For a family member of residential school survivors in Canada, the $55 million minimum cost to pay for Pope Francis’ visit to Canada last summer feels like another slap in the face for Indigenous people.

“Think of all the money that could have gone to survivors, all the money that could have gone to healing, all the money that was rightfully supposed to be given to people who survived the genocide,” says Michelle Robinson of Calgary.

Documents obtained by La Presse Canadienne under freedom of information laws show that the federal government spent at least $55,972,683 for the head of the Roman Catholic Church to visit Canada for six days, in last July.

Pope Francis has apologized for the Catholic Church’s role in residential schools during stops in Alberta, Quebec and Nunavut.

Indigenous Services Canada has allocated approximately $30 million. This money was to be used for travel, local programs and healing initiatives.

For its part, Crown-Indigenous Relations and Northern Affairs Canada (CIRNAC) devoted $5.1 million to the Pope’s stay. The majority of that money, $3.9 million, went to broadcasting papal tour stops, as well as translation services in native languages ​​and French.

The Royal Canadian Mounted Police (RCMP) meanwhile said that as of February 24, 2023, it had spent more than $18 million, which included overtime pay, travel costs and accommodation costs. Global Affairs Canada spent approximately $2 million on travel, meetings and accommodation, plus an additional $35,728 for communications and media relations.

Public Safety Canada has redacted all costs for documents obtained through access to information requests.

“I think all the costs should be public knowledge,” said Lori Campbell, associate vice president of Indigenous engagement at the University of Regina, in an email. According to Ms. Campbell, it is difficult to put a dollar figure on the damage residential schools caused to those who resided there and the intergenerational effect felt to the present day.

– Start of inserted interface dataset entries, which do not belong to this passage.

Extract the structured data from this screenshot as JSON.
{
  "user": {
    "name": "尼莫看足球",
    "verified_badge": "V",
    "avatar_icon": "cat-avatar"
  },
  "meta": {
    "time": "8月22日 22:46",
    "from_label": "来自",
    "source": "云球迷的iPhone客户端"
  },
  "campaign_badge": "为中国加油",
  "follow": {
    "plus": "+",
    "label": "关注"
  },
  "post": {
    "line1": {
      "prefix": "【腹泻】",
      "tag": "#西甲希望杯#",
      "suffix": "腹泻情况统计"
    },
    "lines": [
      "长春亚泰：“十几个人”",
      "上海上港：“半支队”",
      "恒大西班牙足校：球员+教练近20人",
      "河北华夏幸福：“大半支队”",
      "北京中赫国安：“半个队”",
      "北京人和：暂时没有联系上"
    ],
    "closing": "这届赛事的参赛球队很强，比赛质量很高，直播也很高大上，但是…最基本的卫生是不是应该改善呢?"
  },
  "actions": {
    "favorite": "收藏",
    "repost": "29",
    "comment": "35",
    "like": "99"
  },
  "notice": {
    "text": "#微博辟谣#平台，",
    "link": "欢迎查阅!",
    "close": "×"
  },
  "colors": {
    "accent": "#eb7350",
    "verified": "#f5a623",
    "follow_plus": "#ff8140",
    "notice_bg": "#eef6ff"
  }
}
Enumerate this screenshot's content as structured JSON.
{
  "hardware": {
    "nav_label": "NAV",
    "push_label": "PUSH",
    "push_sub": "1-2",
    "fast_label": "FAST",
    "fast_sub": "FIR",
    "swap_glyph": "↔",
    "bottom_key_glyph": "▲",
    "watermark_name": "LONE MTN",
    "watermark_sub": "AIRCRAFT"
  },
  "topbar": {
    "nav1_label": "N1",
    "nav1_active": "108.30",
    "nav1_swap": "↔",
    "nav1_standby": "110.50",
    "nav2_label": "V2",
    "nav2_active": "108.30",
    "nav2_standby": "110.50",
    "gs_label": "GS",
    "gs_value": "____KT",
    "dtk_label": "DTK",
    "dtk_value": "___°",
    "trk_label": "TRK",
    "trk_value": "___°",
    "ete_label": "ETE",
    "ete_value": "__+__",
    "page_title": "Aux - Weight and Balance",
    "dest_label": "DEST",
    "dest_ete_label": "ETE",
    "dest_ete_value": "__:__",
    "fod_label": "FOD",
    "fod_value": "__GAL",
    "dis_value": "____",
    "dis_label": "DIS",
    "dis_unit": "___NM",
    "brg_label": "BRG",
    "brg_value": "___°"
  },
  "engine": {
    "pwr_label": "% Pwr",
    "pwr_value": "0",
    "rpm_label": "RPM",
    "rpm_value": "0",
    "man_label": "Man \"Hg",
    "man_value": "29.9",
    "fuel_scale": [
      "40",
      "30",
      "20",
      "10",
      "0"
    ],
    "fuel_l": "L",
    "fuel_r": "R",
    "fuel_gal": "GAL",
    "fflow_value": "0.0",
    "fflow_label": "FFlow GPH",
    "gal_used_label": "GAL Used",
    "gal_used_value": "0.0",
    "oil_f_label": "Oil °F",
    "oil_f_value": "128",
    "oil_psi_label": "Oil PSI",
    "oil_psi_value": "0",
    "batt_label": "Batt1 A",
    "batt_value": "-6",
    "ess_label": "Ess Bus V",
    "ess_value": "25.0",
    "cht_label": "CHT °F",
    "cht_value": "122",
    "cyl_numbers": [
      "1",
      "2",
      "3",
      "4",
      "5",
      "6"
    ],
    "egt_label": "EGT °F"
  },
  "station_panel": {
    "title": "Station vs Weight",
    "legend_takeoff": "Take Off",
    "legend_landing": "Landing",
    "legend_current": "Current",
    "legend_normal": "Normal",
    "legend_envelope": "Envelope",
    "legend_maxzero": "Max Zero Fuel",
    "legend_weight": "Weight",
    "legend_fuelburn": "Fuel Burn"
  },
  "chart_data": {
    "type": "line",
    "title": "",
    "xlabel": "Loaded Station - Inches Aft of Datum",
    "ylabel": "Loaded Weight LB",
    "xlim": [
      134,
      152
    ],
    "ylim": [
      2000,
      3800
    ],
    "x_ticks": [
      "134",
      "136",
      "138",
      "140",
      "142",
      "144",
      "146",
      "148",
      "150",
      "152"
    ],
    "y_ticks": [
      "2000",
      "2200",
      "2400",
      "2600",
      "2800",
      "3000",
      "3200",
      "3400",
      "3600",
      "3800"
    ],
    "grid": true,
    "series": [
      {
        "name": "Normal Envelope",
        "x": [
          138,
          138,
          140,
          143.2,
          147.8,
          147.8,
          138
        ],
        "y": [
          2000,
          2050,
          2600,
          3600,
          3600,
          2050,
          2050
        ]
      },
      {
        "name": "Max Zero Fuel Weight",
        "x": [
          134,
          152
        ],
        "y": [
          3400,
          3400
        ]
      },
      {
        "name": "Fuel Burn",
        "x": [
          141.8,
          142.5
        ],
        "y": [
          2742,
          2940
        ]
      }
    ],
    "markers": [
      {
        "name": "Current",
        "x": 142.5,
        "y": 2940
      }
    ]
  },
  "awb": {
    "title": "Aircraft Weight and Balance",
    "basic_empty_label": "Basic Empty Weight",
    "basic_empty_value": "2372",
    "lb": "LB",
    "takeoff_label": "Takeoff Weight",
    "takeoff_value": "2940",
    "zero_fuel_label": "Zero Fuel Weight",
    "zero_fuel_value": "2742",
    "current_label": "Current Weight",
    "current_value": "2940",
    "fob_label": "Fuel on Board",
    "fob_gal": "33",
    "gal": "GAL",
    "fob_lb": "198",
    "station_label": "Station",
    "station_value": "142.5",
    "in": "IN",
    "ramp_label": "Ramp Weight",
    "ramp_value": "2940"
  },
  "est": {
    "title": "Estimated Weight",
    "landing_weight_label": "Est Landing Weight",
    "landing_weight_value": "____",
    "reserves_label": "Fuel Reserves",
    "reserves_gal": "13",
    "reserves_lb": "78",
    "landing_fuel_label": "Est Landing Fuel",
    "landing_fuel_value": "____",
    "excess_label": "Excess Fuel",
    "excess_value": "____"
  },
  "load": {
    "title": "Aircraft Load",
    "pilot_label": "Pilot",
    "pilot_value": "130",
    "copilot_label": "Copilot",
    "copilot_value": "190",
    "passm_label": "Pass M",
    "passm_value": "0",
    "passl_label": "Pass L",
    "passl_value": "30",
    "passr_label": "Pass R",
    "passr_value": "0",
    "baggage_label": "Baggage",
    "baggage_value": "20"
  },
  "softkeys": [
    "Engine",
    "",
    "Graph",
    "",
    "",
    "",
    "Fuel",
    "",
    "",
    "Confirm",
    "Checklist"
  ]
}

An estimated 150,000 Indigenous children were forced to attend residential schools for a century, and the Catholic Church ran about 60% of the schools.

David Chartrand, president of the Manitoba Metis Federation, said in a statement that the apology was necessary to address historical wrongs. “There is always a cost associated with hosting any foreign head of state, including Pope Francis, and this is generally considered part of the cost of maintaining diplomatic relations.”

And Mr. Chartrand added: “Either way, the logistical costs of an apology will never exceed the price paid by our survivors and their families. »

Heather Bear, vice-chief of the Federation of Sovereign Indigenous Nations of Saskatchewan, agreed that the apology is important to many people, but it cannot come at the expense of funding for Indigenous peoples. “We have paid enough. We have paid enough with our lives,” she said.

Survivors had called on the pope to apologize for decades before the visit, including during a trip to the Vatican by indigenous leaders in 2009 and last April. The call intensified after thousands of probable unmarked graves were located at the sites of many former boarding schools.

Lori Campbell recalls that the visit was to be the result of calls to action from the Truth and Reconciliation Commission, which investigated the legacy of residential schools. “While it was important to some that the pope follow through on the call to action, I personally don’t know any Indigenous people, old or young, who think this was money well spent,” she said. .

Some survivors and Indigenous people said the Pope’s apology on Canadian soil was important to their healing and the reconciliation process. Others said it was insufficient.

Francis asked for forgiveness for abuses committed by some members of the Catholic Church as well as cultural destruction and forced assimilation, but said residential schools were genocide only when questioned about it by reporters on his return flight to Rome.

Michelle Robinson’s grandmother, aunt and uncle attended residential schools. She said the church has already failed to meet its commitments under the Indian Residential Schools Settlement Agreement.

In 2006, 49 Catholic entities agreed to devote their best efforts to raise 25 million as part of a compensation program for former boarders. After collecting less than 4 million, a court released the Catholic companies from their financial obligations.

The Canadian Conference of Catholic Bishops, which was not a party to the original deal, pledged in 2021 to raise $30 million over the next five years after shortcomings in the previous campaign were flagged. The Canadian bishops organized the papal visit and previously said it cost the organization around $18.6 million.

Michelle Robinson understands that the Pope’s visit had to come at a cost and that for some people the apology was important. However, she believes security has increased costs due to anti-Indigenous concerns about protests or violence.

She adds that the Catholic Church has failed to meet its financial obligations and has now cost Canada millions more because of the Pope’s visit – so she should, she adds, foot the bill.

In his view, Canada’s money would be much better spent on language and culture revitalization, anti-racism training, education and support for Indigenous peoples. “That money absolutely could have been spent better and it was not. »